In the case of an individual, the Canada Interest Act permits prepayment of a mortgage after the fifth anniversary of a mortgage and limits the prepayment penalty to a maximum of three months’ interest. If you want to prepay your mortgage before this five-year period, the prepayment and penalty amounts are subject to negotiation between you and your lender. This five-year rule does not apply to a corporation where the prepayment terms are specifically outlined in a contract.

If your mortgage is insured (must be if the loan to value ratio exceeds 75%), the National Housing Act that governs all insured mortgages permits prepayments of 10% on the outstanding principal, without penalties on the 12th and 24th payment dates. At the 36th payment date, any amount may be repaid but it is subject to a three-month interest penalty.

Many institutions offer the opportunity to make a 10% prepayment annually without penalty. Lump sum prepayments are usually permitted on the anniversary date of the mortgage.
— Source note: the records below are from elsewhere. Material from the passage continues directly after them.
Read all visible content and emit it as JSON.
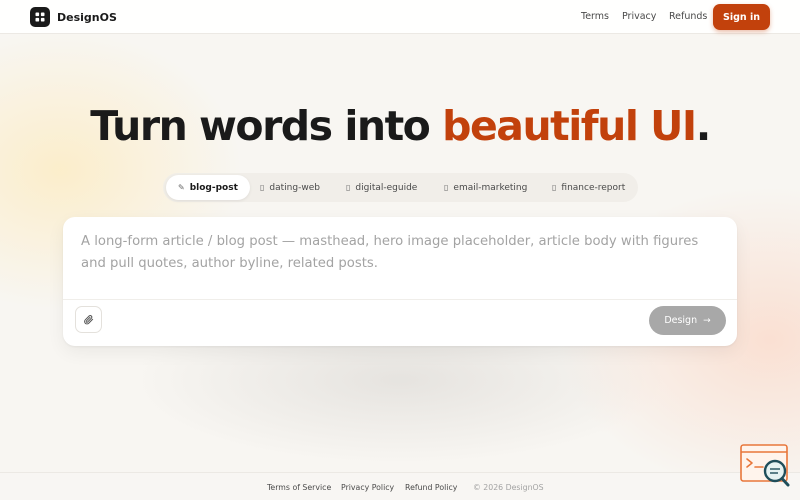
{
  "app": {
    "name": "DesignOS",
    "accent_color": "#c2410c",
    "logo_icon": "grid-icon"
  },
  "header": {
    "nav": [
      {
        "label": "Terms"
      },
      {
        "label": "Privacy"
      },
      {
        "label": "Refunds"
      }
    ],
    "signin_label": "Sign in"
  },
  "hero": {
    "title_prefix": "Turn words into ",
    "title_accent": "beautiful UI",
    "title_suffix": "."
  },
  "templates": {
    "selected": "blog-post",
    "tabs": [
      {
        "label": "blog-post",
        "icon": "pencil-icon"
      },
      {
        "label": "dating-web",
        "icon": "placeholder-icon"
      },
      {
        "label": "digital-eguide",
        "icon": "placeholder-icon"
      },
      {
        "label": "email-marketing",
        "icon": "placeholder-icon"
      },
      {
        "label": "finance-report",
        "icon": "placeholder-icon"
      }
    ]
  },
  "prompt": {
    "text": "A long-form article / blog post — masthead, hero image placeholder, article body with figures and pull quotes, author byline, related posts.",
    "attach_icon": "paperclip-icon",
    "design_label": "Design",
    "design_icon": "arrow-right-icon"
  },
  "footer": {
    "links": [
      {
        "label": "Terms of Service"
      },
      {
        "label": "Privacy Policy"
      },
      {
        "label": "Refund Policy"
      }
    ],
    "copyright": "© 2026 DesignOS"
  },
  "widget": {
    "icon": "code-search-icon",
    "color": "#e8763a"
  }
}
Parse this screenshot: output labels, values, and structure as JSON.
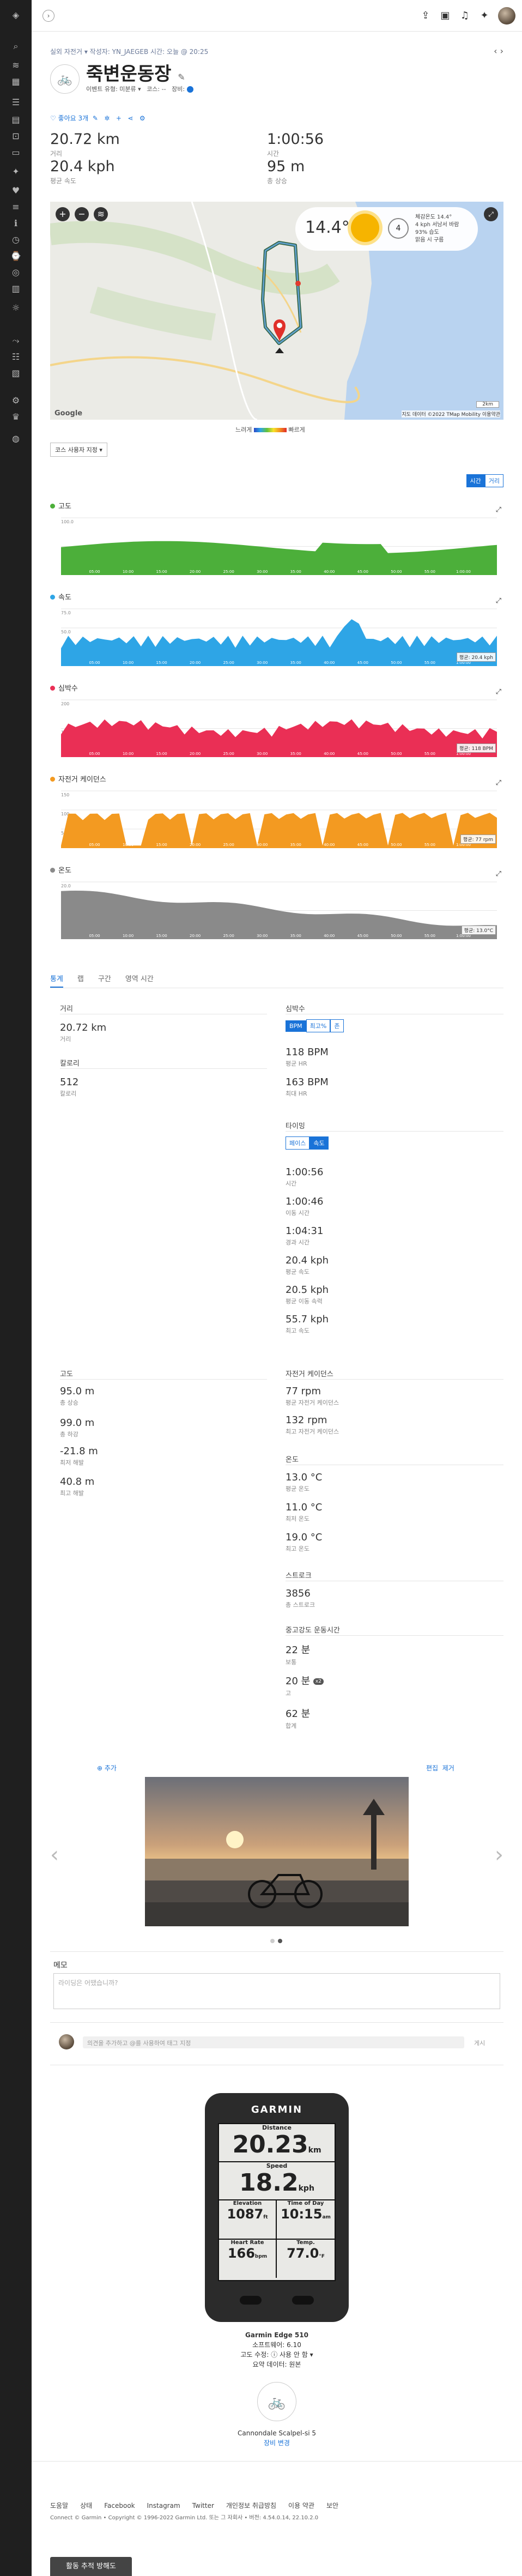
{
  "header": {
    "breadcrumb": "실외 자전거 ▾  작성자: YN_JAEGEB 시간: 오늘 @ 20:25",
    "title": "죽변운동장",
    "sub_desc": "이벤트 유형: 미분류 ▾",
    "sub_course": "코스: --",
    "sub_gear": "장비:",
    "like": "좋아요 3개"
  },
  "summary": [
    {
      "value": "20.72 km",
      "label": "거리"
    },
    {
      "value": "1:00:56",
      "label": "시간"
    },
    {
      "value": "20.4 kph",
      "label": "평균 속도"
    },
    {
      "value": "95 m",
      "label": "총 상승"
    }
  ],
  "map": {
    "weather_temp": "14.4°",
    "weather_lines": [
      "체감온도 14.4°",
      "4 kph 서남서 바람",
      "93% 습도",
      "맑음 시 구름"
    ],
    "legend_slow": "느려게",
    "legend_fast": "빠르게",
    "google": "Google",
    "attribution": "지도 데이터 ©2022 TMap Mobility  이용약관",
    "scale": "2km"
  },
  "similar_btn": "코스 사용자 지정 ▾",
  "toggle": {
    "time": "시간",
    "distance": "거리"
  },
  "charts": [
    {
      "key": "elevation",
      "name": "고도",
      "color": "#4caf3a",
      "badge": "",
      "ticks": [
        "100.0",
        "50.0"
      ]
    },
    {
      "key": "speed",
      "name": "속도",
      "color": "#2ea5e6",
      "badge": "평균: 20.4 kph",
      "ticks": [
        "75.0",
        "50.0",
        "25.0"
      ]
    },
    {
      "key": "hr",
      "name": "심박수",
      "color": "#ea2f55",
      "badge": "평균: 118 BPM",
      "ticks": [
        "200",
        "100"
      ]
    },
    {
      "key": "cadence",
      "name": "자전거 케이던스",
      "color": "#f39a21",
      "badge": "평균: 77 rpm",
      "ticks": [
        "150",
        "100",
        "50"
      ]
    },
    {
      "key": "temp",
      "name": "온도",
      "color": "#8a8a8a",
      "badge": "평균: 13.0°C",
      "ticks": [
        "20.0",
        "10.0"
      ]
    }
  ],
  "chart_time_ticks": [
    "05:00",
    "10:00",
    "15:00",
    "20:00",
    "25:00",
    "30:00",
    "35:00",
    "40:00",
    "45:00",
    "50:00",
    "55:00",
    "1:00:00"
  ],
  "stat_tabs": [
    "통계",
    "랩",
    "구간",
    "영역 시간"
  ],
  "stats_left": {
    "distance_h": "거리",
    "distance": {
      "v": "20.72 km",
      "l": "거리"
    },
    "calories_h": "칼로리",
    "calories": {
      "v": "512",
      "l": "칼로리"
    },
    "elev_h": "고도",
    "elev": [
      {
        "v": "95.0 m",
        "l": "총 상승"
      },
      {
        "v": "99.0 m",
        "l": "총 하강"
      },
      {
        "v": "-21.8 m",
        "l": "최저 해발"
      },
      {
        "v": "40.8 m",
        "l": "최고 해발"
      }
    ]
  },
  "stats_right": {
    "hr_h": "심박수",
    "hr_btns": [
      "BPM",
      "최고%",
      "존"
    ],
    "hr": [
      {
        "v": "118 BPM",
        "l": "평균 HR"
      },
      {
        "v": "163 BPM",
        "l": "최대 HR"
      }
    ],
    "timing_h": "타이밍",
    "timing_btns": [
      "페이스",
      "속도"
    ],
    "timing": [
      {
        "v": "1:00:56",
        "l": "시간"
      },
      {
        "v": "1:00:46",
        "l": "이동 시간"
      },
      {
        "v": "1:04:31",
        "l": "경과 시간"
      },
      {
        "v": "20.4 kph",
        "l": "평균 속도"
      },
      {
        "v": "20.5 kph",
        "l": "평균 이동 속력"
      },
      {
        "v": "55.7 kph",
        "l": "최고 속도"
      }
    ],
    "cad_h": "자전거 케이던스",
    "cad": [
      {
        "v": "77 rpm",
        "l": "평균 자전거 케이던스"
      },
      {
        "v": "132 rpm",
        "l": "최고 자전거 케이던스"
      }
    ],
    "temp_h": "온도",
    "temp": [
      {
        "v": "13.0 °C",
        "l": "평균 온도"
      },
      {
        "v": "11.0 °C",
        "l": "최저 온도"
      },
      {
        "v": "19.0 °C",
        "l": "최고 온도"
      }
    ],
    "stroke_h": "스트로크",
    "stroke": {
      "v": "3856",
      "l": "총 스트로크"
    },
    "intensity_h": "중고강도 운동시간",
    "intensity": [
      {
        "v": "22 분",
        "l": "보통"
      },
      {
        "v": "20 분",
        "l": "고",
        "badge": "x2"
      },
      {
        "v": "62 분",
        "l": "합계"
      }
    ]
  },
  "photo": {
    "add": "⊕ 추가",
    "edit": "편집",
    "remove": "제거"
  },
  "notes": {
    "title": "메모",
    "placeholder": "라이딩은 어땠습니까?"
  },
  "comment": {
    "placeholder": "의견을 추가하고 @를 사용하여 태그 지정",
    "post": "게시"
  },
  "device": {
    "brand": "GARMIN",
    "screen": [
      {
        "l": "Distance",
        "v": "20.23",
        "u": "km"
      },
      {
        "l": "Speed",
        "v": "18.2",
        "u": "kph"
      }
    ],
    "screen_small": [
      {
        "l": "Elevation",
        "v": "1087",
        "u": "ft"
      },
      {
        "l": "Time of Day",
        "v": "10:15",
        "u": "am"
      },
      {
        "l": "Heart Rate",
        "v": "166",
        "u": "bpm"
      },
      {
        "l": "Temp.",
        "v": "77.0",
        "u": "°F"
      }
    ],
    "name": "Garmin Edge 510",
    "software": "소프트웨어: 6.10",
    "altitude": "고도 수정: ⓘ 사용 안 함 ▾",
    "source": "요약 데이터: 원본"
  },
  "gear": {
    "name": "Cannondale Scalpel-si 5",
    "change": "장비 변경"
  },
  "footer": {
    "links": [
      "도움말",
      "상태",
      "Facebook",
      "Instagram",
      "Twitter",
      "개인정보 취급방침",
      "이용 약관",
      "보안"
    ],
    "copyright": "Connect © Garmin • Copyright © 1996-2022 Garmin Ltd. 또는 그 자회사 • 버전: 4.54.0.14, 22.10.2.0",
    "share_btn": "활동 추적 방해도"
  },
  "colors": {
    "accent": "#1a73d8",
    "sidebar": "#1f1f1f"
  }
}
For more information talk to your financial institution about the prepayment opportunities available under your mortgage.